■ **Goal of the exercise**
Scan the lines below for the string "Wiltshire" and copy every one that has it.

■ **Data for this exercise**
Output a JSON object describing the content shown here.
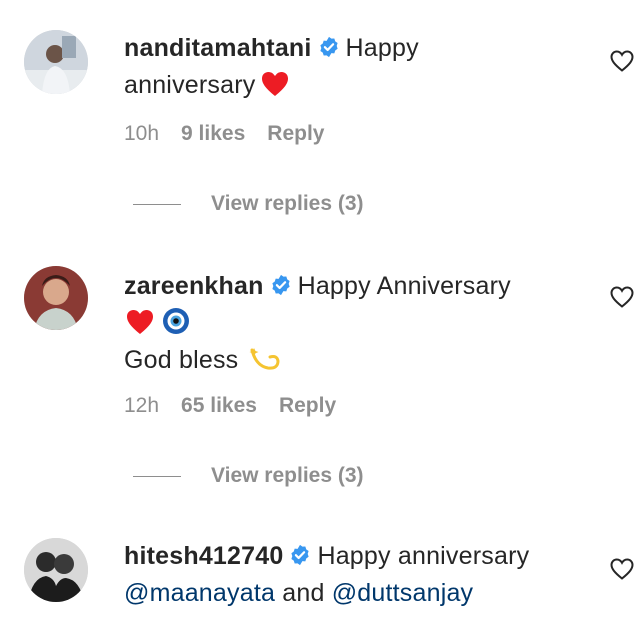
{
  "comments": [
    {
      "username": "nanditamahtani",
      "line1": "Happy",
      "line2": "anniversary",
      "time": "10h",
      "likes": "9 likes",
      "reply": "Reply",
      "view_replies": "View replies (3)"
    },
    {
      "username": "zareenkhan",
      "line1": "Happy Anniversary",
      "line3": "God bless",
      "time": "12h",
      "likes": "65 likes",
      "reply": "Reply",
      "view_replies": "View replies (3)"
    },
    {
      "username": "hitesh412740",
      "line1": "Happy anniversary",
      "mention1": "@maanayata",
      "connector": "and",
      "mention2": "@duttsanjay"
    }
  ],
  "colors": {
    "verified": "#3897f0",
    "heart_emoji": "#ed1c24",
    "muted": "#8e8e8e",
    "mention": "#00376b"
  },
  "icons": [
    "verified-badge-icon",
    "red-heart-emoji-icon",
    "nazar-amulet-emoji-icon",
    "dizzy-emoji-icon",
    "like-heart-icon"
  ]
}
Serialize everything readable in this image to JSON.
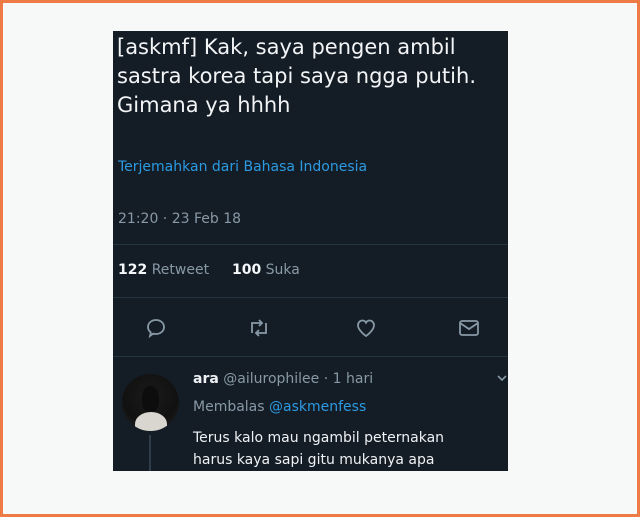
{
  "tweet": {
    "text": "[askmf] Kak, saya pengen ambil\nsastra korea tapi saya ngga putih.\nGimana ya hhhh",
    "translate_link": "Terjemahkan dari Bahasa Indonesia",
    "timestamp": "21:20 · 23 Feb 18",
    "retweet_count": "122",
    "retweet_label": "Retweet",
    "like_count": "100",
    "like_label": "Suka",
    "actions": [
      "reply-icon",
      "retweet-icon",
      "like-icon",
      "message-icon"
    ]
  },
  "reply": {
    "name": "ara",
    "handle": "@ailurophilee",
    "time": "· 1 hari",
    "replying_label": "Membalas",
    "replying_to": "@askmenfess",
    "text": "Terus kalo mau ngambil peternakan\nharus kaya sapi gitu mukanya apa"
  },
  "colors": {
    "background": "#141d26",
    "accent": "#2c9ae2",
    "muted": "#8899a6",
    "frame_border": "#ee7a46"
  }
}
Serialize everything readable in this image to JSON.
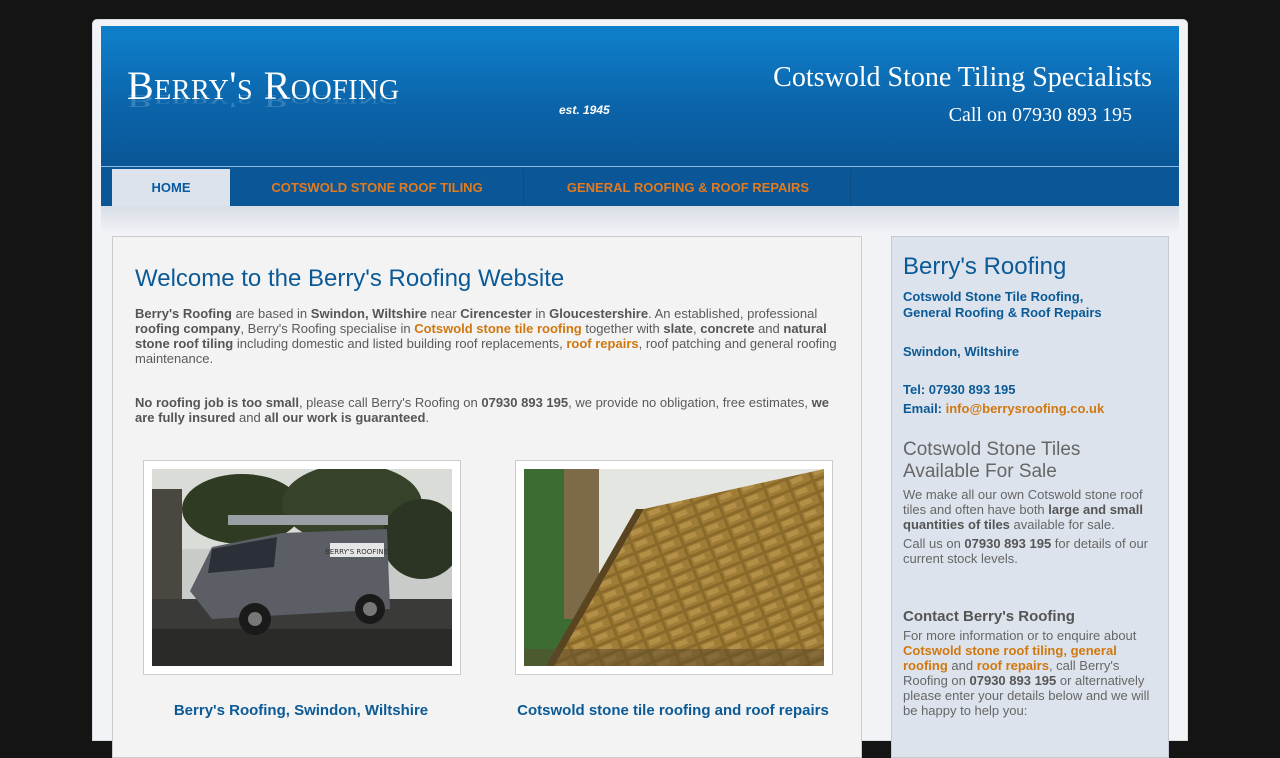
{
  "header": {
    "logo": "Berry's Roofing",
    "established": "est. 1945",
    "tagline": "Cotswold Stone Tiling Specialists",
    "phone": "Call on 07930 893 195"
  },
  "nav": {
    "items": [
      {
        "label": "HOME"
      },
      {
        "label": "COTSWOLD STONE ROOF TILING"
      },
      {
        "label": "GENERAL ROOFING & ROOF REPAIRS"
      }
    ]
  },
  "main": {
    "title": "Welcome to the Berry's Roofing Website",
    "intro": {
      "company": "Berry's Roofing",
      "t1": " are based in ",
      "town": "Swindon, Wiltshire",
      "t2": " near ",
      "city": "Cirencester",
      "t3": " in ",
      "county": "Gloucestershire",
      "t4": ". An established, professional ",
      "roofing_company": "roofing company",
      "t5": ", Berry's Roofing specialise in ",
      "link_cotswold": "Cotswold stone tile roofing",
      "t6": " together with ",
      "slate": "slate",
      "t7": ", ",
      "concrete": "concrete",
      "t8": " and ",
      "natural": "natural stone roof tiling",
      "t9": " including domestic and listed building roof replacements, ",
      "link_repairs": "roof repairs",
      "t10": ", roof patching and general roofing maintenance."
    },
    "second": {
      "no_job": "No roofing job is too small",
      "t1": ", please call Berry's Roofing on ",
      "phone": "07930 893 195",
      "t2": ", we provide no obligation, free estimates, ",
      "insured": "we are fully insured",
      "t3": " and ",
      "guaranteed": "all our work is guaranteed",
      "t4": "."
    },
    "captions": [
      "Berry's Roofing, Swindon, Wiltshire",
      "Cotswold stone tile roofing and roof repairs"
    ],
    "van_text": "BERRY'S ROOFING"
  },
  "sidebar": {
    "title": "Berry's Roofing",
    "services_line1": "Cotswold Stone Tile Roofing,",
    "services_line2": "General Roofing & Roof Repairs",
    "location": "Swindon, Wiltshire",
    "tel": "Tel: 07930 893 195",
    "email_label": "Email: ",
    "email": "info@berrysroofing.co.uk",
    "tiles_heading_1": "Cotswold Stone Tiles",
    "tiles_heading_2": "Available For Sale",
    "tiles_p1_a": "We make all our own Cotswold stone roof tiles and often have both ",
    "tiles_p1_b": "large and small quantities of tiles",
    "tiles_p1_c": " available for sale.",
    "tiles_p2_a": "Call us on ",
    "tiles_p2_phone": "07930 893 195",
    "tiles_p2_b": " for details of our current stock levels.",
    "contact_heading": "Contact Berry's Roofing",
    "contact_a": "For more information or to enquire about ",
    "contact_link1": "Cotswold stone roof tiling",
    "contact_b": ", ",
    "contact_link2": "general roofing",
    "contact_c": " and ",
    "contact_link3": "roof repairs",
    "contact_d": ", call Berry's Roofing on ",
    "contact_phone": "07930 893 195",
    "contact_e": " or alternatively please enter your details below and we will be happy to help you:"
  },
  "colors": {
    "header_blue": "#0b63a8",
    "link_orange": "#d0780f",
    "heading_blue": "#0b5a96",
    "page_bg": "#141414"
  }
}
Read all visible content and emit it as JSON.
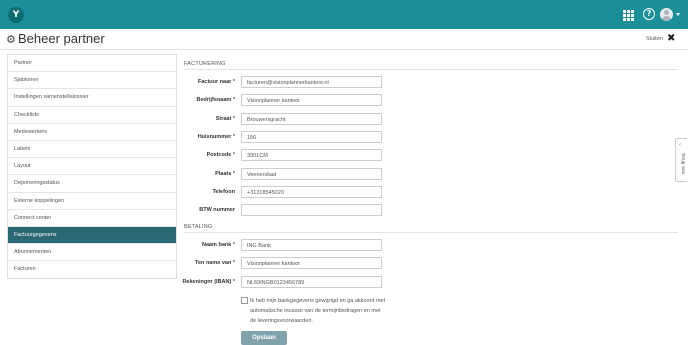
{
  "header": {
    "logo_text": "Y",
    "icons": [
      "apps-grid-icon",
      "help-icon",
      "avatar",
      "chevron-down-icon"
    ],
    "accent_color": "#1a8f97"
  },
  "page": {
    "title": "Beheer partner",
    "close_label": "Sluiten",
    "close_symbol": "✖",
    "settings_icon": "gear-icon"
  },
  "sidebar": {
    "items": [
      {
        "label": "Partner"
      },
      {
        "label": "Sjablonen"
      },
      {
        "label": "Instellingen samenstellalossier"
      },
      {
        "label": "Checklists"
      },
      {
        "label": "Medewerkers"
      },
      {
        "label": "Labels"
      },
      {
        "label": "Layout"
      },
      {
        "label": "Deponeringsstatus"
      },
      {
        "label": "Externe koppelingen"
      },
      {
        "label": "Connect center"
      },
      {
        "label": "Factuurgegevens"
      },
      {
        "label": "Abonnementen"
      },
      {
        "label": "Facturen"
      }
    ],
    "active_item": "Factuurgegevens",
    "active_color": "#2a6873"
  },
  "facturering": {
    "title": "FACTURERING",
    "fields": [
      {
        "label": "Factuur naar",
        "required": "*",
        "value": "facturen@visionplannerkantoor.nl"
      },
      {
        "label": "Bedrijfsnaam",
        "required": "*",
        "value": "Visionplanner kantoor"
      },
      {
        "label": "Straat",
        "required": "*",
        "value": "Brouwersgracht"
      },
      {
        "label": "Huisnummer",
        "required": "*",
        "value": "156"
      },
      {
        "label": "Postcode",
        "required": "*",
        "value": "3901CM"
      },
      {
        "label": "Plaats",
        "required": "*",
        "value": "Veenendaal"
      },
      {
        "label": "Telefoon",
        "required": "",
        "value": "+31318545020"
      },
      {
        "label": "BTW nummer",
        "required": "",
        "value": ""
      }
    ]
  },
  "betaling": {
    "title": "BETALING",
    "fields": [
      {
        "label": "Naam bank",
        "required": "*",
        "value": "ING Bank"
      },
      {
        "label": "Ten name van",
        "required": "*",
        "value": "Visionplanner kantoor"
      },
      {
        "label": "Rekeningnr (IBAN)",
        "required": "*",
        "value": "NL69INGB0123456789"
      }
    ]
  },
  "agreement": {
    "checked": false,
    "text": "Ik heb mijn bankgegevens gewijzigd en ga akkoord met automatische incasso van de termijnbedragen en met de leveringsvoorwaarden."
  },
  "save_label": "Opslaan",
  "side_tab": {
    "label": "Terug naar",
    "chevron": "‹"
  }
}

■ **Written answer**
      "town": "Swindon, Wiltshire",
      "Berry's Roofing, Swindon, Wiltshire",
    "location": "Swindon, Wiltshire",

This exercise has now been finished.